hypotheses and the part after the "then" - you will get into a good
college - is called a conclusion.
Hypotheses followed by a conclusion is called an If-then
statement or a conditional statement.
This is noted as
This is read - if p then q.
A conditional statement is false if hypothesis is true and the
conclusion is false. The example above would be false if it said
"if you get good grades then you will not get into a good
If we re-arrange a conditional statement or change parts of it
then we have what is called a related conditional.
Our conditional statement is: if a population consists of 50%
men then 50% of the population must be women.
If we exchange the position of the hypothesis and the conclusion
we get a converse statement: if a population consists of
50% women then 50% of the population must be men.
If both statements are true or if both statements are false then
the converse is true. A conditional and its converse do not mean
the same thing
If we negate both the hypothesis and the conclusion we get a
inverse statement: if a population do not consist of 50%
men then the population do not consist of 50% women.
The inverse is not true juest because the conditional is true.
The inverse always has the same truth value as the converse.
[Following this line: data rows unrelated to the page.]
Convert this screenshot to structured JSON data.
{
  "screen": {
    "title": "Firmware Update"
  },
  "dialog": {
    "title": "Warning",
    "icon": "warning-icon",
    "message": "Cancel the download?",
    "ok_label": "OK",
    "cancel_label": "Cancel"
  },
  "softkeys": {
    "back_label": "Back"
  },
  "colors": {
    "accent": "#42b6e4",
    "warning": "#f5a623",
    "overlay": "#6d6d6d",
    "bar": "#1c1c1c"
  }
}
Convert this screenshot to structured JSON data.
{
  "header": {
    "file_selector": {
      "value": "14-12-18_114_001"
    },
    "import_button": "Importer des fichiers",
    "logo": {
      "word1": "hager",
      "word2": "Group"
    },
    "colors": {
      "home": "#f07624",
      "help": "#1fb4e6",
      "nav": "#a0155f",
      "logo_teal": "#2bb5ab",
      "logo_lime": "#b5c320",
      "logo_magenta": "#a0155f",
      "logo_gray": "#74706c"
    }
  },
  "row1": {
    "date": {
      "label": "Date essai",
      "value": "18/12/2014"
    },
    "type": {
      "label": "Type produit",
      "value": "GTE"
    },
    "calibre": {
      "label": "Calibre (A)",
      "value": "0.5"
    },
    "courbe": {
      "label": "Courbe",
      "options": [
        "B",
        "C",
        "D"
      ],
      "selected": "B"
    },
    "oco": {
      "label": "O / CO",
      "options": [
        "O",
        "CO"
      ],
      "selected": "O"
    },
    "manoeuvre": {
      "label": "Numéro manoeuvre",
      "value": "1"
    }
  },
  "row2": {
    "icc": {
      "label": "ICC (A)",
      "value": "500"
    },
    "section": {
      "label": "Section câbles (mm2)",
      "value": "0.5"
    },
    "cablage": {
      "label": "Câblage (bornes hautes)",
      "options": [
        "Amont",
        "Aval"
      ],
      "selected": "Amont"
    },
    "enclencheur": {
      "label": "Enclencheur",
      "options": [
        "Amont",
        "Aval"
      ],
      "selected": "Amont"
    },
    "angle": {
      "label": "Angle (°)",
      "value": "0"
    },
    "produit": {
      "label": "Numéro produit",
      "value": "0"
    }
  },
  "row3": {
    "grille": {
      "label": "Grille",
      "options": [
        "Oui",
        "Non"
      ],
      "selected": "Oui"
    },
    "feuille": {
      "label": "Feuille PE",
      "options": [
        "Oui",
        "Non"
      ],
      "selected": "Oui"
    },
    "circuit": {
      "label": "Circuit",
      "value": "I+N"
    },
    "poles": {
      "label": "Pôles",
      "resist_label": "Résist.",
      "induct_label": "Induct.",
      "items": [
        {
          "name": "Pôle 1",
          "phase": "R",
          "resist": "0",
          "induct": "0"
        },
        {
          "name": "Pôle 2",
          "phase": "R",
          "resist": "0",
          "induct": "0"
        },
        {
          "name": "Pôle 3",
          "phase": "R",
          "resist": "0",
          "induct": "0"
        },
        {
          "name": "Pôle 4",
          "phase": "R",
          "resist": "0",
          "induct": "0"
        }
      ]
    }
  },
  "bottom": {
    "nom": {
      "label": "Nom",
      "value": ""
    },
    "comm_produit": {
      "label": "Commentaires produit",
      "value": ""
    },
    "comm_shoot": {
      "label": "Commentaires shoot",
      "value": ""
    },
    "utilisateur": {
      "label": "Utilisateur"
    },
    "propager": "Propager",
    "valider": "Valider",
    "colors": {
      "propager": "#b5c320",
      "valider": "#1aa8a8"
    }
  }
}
We could also negate a converse statement, this is called a
contrapositive statement: if a population do not
consist of 50% women then the population do not consist of 50%
The contrapositive does always have the same truth value as the
conditional. If the conditional is true then the contrapositive is
A pattern of reaoning is a true assumption if it always lead to
a true conclusion. The most common patterns of reasoning are
detachment and syllogism.
If we turn of the water in the shower, then the water will stop
If we call the first part p and the second part q then we know
that p results in q. This means that if p is true then q will also
be true. This is called the law of detachment and is noted:
The law of syllogism tells us that if p → q and q → r then p → r
is also true.
This is noted:
If the following statements are true:
If we turn of the water (p), then the water will stop pouring
(q). If the water stops pouring (q) then we don't get wet any more
Then the law of syllogism tells us that if we turn of the water
(p) then we don't get wet (r) must be true.
Video lesson: Write a converse, inverse and
contrapositive to the conditional
"If you eat a whole pint of ice cream, then you won't be